=== Begin Enclosure ===

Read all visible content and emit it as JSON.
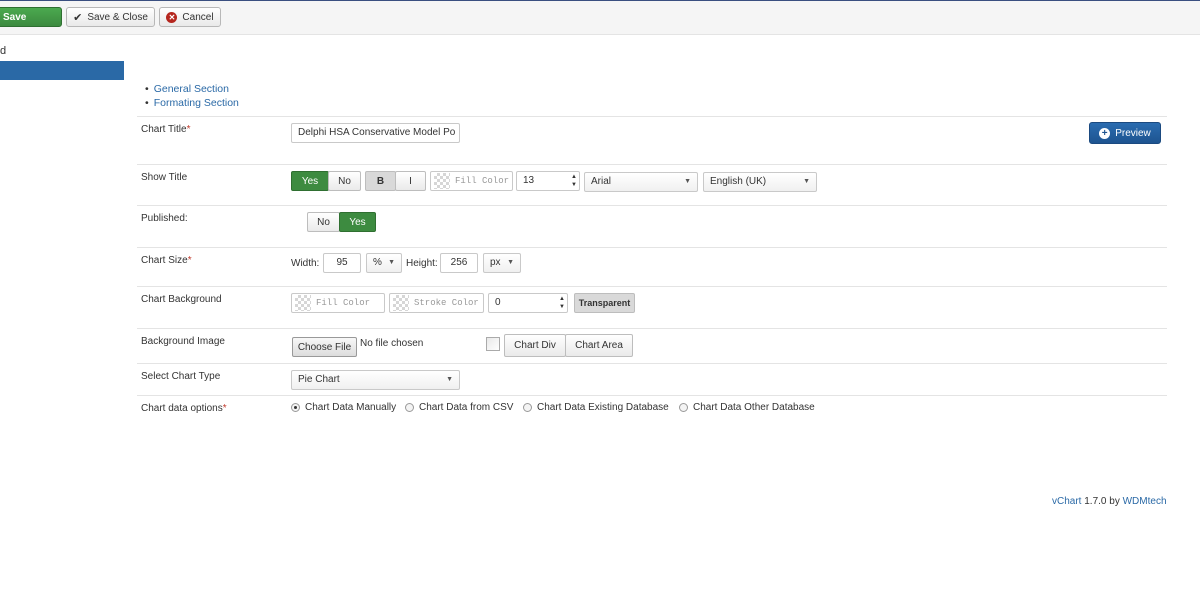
{
  "toolbar": {
    "save_label": "Save",
    "save_close_label": "Save & Close",
    "cancel_label": "Cancel"
  },
  "sidebar": {
    "partial_text": "d"
  },
  "section_links": [
    {
      "label": "General Section"
    },
    {
      "label": "Formating Section"
    }
  ],
  "form": {
    "chart_title": {
      "label": "Chart Title",
      "value": "Delphi HSA Conservative Model Po"
    },
    "preview_label": "Preview",
    "show_title": {
      "label": "Show Title",
      "yes": "Yes",
      "no": "No",
      "bold": "B",
      "italic": "I",
      "fill_color_placeholder": "Fill Color",
      "font_size": "13",
      "font": "Arial",
      "language": "English (UK)"
    },
    "published": {
      "label": "Published:",
      "no": "No",
      "yes": "Yes"
    },
    "chart_size": {
      "label": "Chart Size",
      "width_label": "Width:",
      "width_value": "95",
      "width_unit": "%",
      "height_label": "Height:",
      "height_value": "256",
      "height_unit": "px"
    },
    "chart_background": {
      "label": "Chart Background",
      "fill_color_placeholder": "Fill Color",
      "stroke_color_placeholder": "Stroke Color",
      "stroke_width": "0",
      "transparent_label": "Transparent"
    },
    "background_image": {
      "label": "Background Image",
      "choose_file": "Choose File",
      "no_file": "No file chosen",
      "chart_div": "Chart Div",
      "chart_area": "Chart Area"
    },
    "chart_type": {
      "label": "Select Chart Type",
      "value": "Pie Chart"
    },
    "data_options": {
      "label": "Chart data options",
      "options": [
        {
          "label": "Chart Data Manually",
          "selected": true
        },
        {
          "label": "Chart Data from CSV",
          "selected": false
        },
        {
          "label": "Chart Data Existing Database",
          "selected": false
        },
        {
          "label": "Chart Data Other Database",
          "selected": false
        }
      ]
    }
  },
  "footer": {
    "product": "vChart",
    "version": "1.7.0 by",
    "vendor": "WDMtech"
  },
  "colors": {
    "accent": "#2a69a6",
    "success": "#3d8b40",
    "danger": "#b5261e"
  }
}
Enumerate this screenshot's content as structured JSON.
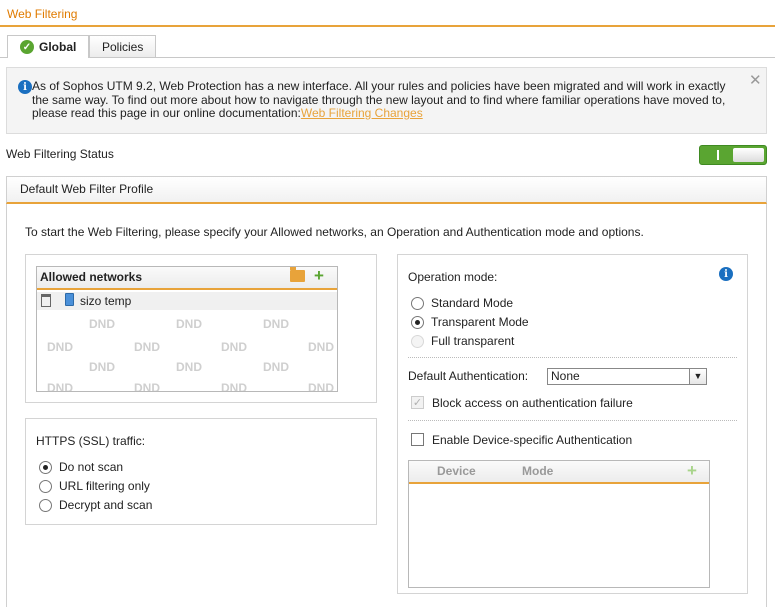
{
  "page": {
    "title": "Web Filtering"
  },
  "tabs": [
    {
      "label": "Global"
    },
    {
      "label": "Policies"
    }
  ],
  "notice": {
    "text": "As of Sophos UTM 9.2, Web Protection has a new interface. All your rules and policies have been migrated and will work in exactly the same way. To find out more about how to navigate through the new layout and to find where familiar operations have moved to, please read this page in our online documentation:",
    "link": "Web Filtering Changes",
    "close": "✕"
  },
  "status": {
    "label": "Web Filtering Status",
    "enabled": true
  },
  "profile": {
    "title": "Default Web Filter Profile",
    "intro": "To start the Web Filtering, please specify your Allowed networks, an Operation and Authentication mode and options."
  },
  "allowed_networks": {
    "title": "Allowed networks",
    "items": [
      {
        "name": "sizo temp"
      }
    ],
    "placeholder": "DND"
  },
  "https": {
    "label": "HTTPS (SSL) traffic:",
    "options": [
      "Do not scan",
      "URL filtering only",
      "Decrypt and scan"
    ],
    "selected": "Do not scan"
  },
  "operation": {
    "label": "Operation mode:",
    "options": [
      "Standard Mode",
      "Transparent Mode",
      "Full transparent"
    ],
    "selected": "Transparent Mode"
  },
  "authentication": {
    "label": "Default Authentication:",
    "value": "None",
    "block_label": "Block access on authentication failure",
    "block_checked": true,
    "device_label": "Enable Device-specific Authentication",
    "device_checked": false
  },
  "devices": {
    "columns": [
      "Device",
      "Mode"
    ]
  },
  "colors": {
    "accent": "#e8a33a",
    "toggle_on": "#5aa531",
    "info": "#1a6fc0"
  }
}
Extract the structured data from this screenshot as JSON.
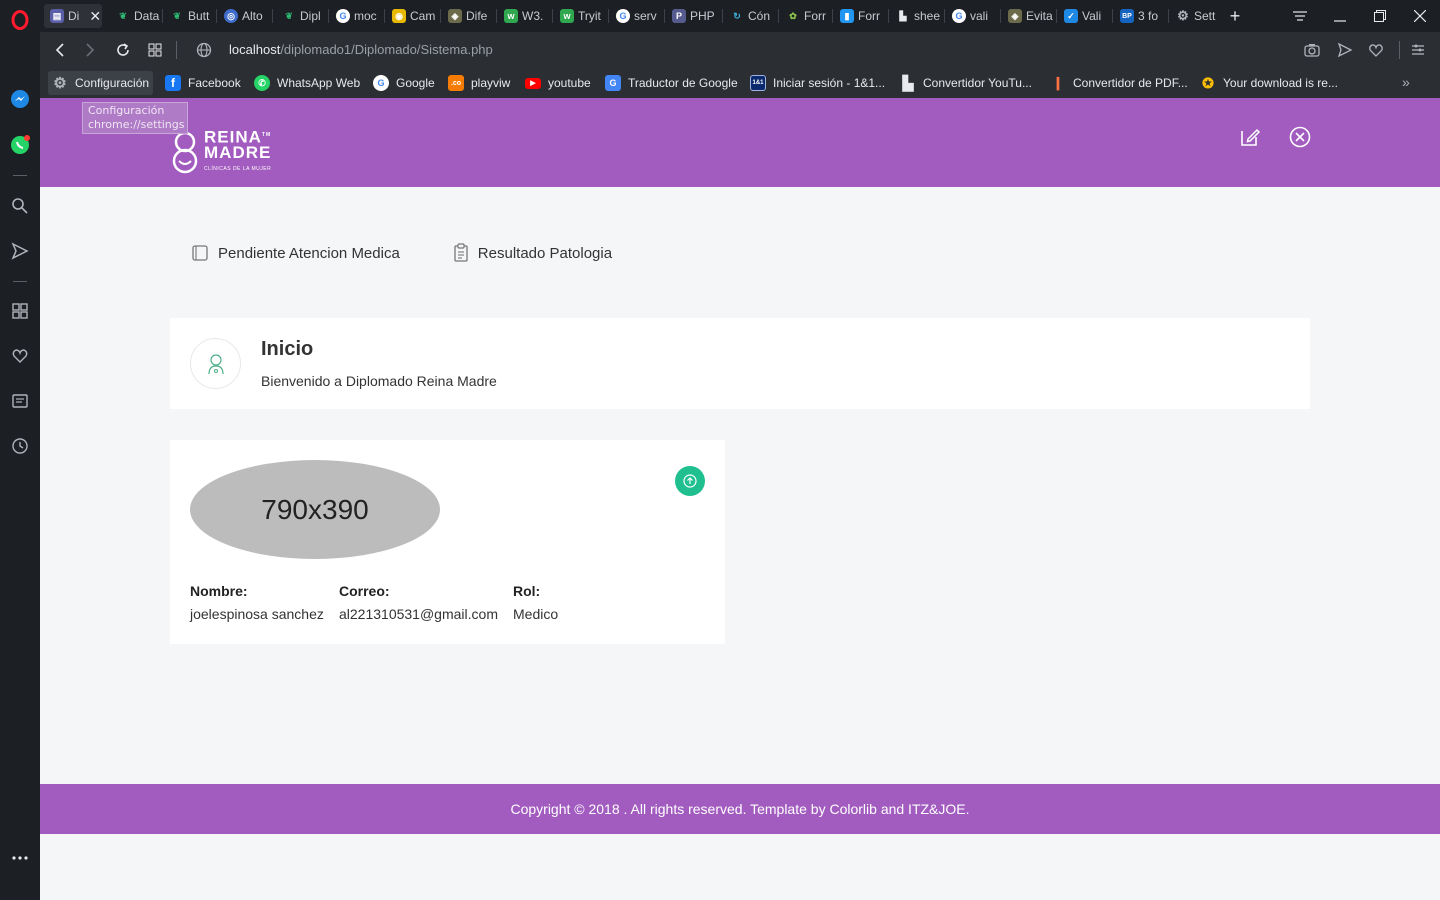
{
  "browser": {
    "tabs": [
      {
        "label": "Di",
        "active": true
      },
      {
        "label": "Data"
      },
      {
        "label": "Butt"
      },
      {
        "label": "Alto"
      },
      {
        "label": "Dipl"
      },
      {
        "label": "moc"
      },
      {
        "label": "Cam"
      },
      {
        "label": "Dife"
      },
      {
        "label": "W3."
      },
      {
        "label": "Tryit"
      },
      {
        "label": "serv"
      },
      {
        "label": "PHP"
      },
      {
        "label": "Cón"
      },
      {
        "label": "Forr"
      },
      {
        "label": "Forr"
      },
      {
        "label": "shee"
      },
      {
        "label": "vali"
      },
      {
        "label": "Evita"
      },
      {
        "label": "Vali"
      },
      {
        "label": "3 fo"
      },
      {
        "label": "Sett"
      }
    ],
    "url_host": "localhost",
    "url_path": "/diplomado1/Diplomado/Sistema.php",
    "bookmarks": [
      {
        "label": "Configuración"
      },
      {
        "label": "Facebook"
      },
      {
        "label": "WhatsApp Web"
      },
      {
        "label": "Google"
      },
      {
        "label": "playviw"
      },
      {
        "label": "youtube"
      },
      {
        "label": "Traductor de Google"
      },
      {
        "label": "Iniciar sesión - 1&1..."
      },
      {
        "label": "Convertidor YouTu..."
      },
      {
        "label": "Convertidor de PDF..."
      },
      {
        "label": "Your download is re..."
      }
    ],
    "tooltip_line1": "Configuración",
    "tooltip_line2": "chrome://settings"
  },
  "header": {
    "logo_line1": "REINA",
    "logo_line2": "MADRE",
    "logo_line3": "CLÍNICAS DE LA MUJER",
    "logo_tm": "TM"
  },
  "nav": {
    "items": [
      {
        "label": "Pendiente Atencion Medica"
      },
      {
        "label": "Resultado Patologia"
      }
    ]
  },
  "inicio": {
    "title": "Inicio",
    "subtitle": "Bienvenido a Diplomado Reina Madre"
  },
  "profile": {
    "photo_placeholder": "790x390",
    "nombre_label": "Nombre:",
    "nombre_value": "joelespinosa sanchez",
    "correo_label": "Correo:",
    "correo_value": "al221310531@gmail.com",
    "rol_label": "Rol:",
    "rol_value": "Medico"
  },
  "footer": {
    "text": "Copyright © 2018 . All rights reserved. Template by Colorlib and ITZ&JOE."
  },
  "colors": {
    "brand_purple": "#a25bbf",
    "upload_green": "#1fbf8f"
  }
}
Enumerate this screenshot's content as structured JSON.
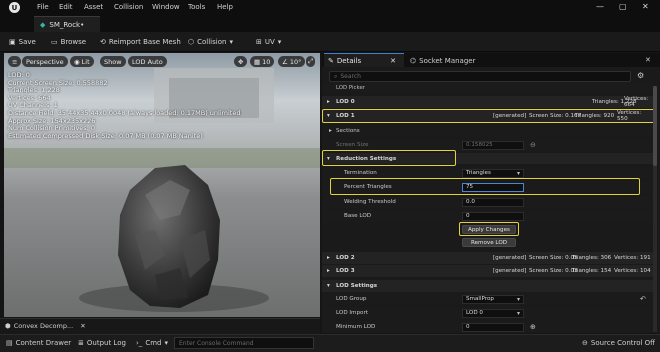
{
  "menu": [
    "File",
    "Edit",
    "Asset",
    "Collision",
    "Window",
    "Tools",
    "Help"
  ],
  "document_tab": "SM_Rock•",
  "toolbar": {
    "save": "Save",
    "browse": "Browse",
    "reimport": "Reimport Base Mesh",
    "collision": "Collision",
    "uv": "UV"
  },
  "viewport": {
    "perspective": "Perspective",
    "lit": "Lit",
    "show": "Show",
    "lod": "LOD Auto",
    "grid_value": "10",
    "angle_value": "10°",
    "stats": [
      "LOD: 0",
      "Current Screen Size: 0.558882",
      "Triangles: 1,228",
      "Vertices: 664",
      "UV Channels: 1",
      "Distance Field: 35.44x35.44x0.0048 (always loaded: 0.17MB) unlimited",
      "Approx Size: 154x235x226",
      "Num Collision Primitives: 0",
      "Estimated Compressed Disk Size: 0.07 MB (0.07 MB Nanite)"
    ]
  },
  "bottom": {
    "convex_tab": "Convex Decomp...",
    "content_drawer": "Content Drawer",
    "output_log": "Output Log",
    "cmd": "Cmd",
    "console_placeholder": "Enter Console Command",
    "source_control": "Source Control Off"
  },
  "details": {
    "tab": "Details",
    "socket_tab": "Socket Manager",
    "search_placeholder": "Search",
    "lod_picker": "LOD Picker",
    "lod0": {
      "label": "LOD 0",
      "triangles": "Triangles: 1,228",
      "vertices": "Vertices: 664"
    },
    "lod1": {
      "label": "LOD 1",
      "generated": "[generated]",
      "screen": "Screen Size: 0.167",
      "triangles": "Triangles: 920",
      "vertices": "Vertices: 550"
    },
    "sections": "Sections",
    "screen_size": {
      "label": "Screen Size",
      "value": "0.158025"
    },
    "reduction": "Reduction Settings",
    "termination": {
      "label": "Termination",
      "value": "Triangles"
    },
    "percent": {
      "label": "Percent Triangles",
      "value": "75"
    },
    "welding": {
      "label": "Welding Threshold",
      "value": "0.0"
    },
    "base_lod": {
      "label": "Base LOD",
      "value": "0"
    },
    "apply": "Apply Changes",
    "remove": "Remove LOD",
    "lod2": {
      "label": "LOD 2",
      "generated": "[generated]",
      "screen": "Screen Size: 0.05",
      "triangles": "Triangles: 306",
      "vertices": "Vertices: 191"
    },
    "lod3": {
      "label": "LOD 3",
      "generated": "[generated]",
      "screen": "Screen Size: 0.03",
      "triangles": "Triangles: 154",
      "vertices": "Vertices: 104"
    },
    "lod_settings": "LOD Settings",
    "lod_group": {
      "label": "LOD Group",
      "value": "SmallProp"
    },
    "lod_import": {
      "label": "LOD Import",
      "value": "LOD 0"
    },
    "min_lod": {
      "label": "Minimum LOD",
      "value": "0"
    }
  },
  "colors": {
    "highlight": "#e3d33a",
    "accent": "#3f7fd0"
  }
}
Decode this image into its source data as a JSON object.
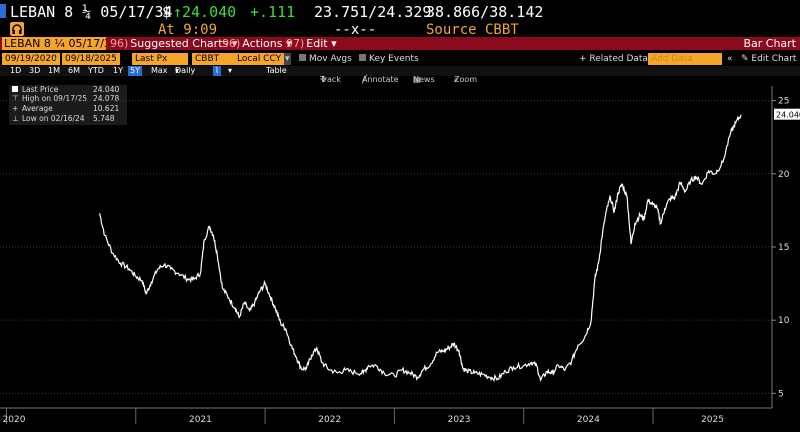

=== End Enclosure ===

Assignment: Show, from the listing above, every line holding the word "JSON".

Final answer:
Read all visible content and emit it as JSON.
Enumerate this screenshot's content as structured JSON.
Extract the structured data from this screenshot as JSON.
Enumerate this screenshot's content as structured JSON.
Decode this image into its source data as a JSON object.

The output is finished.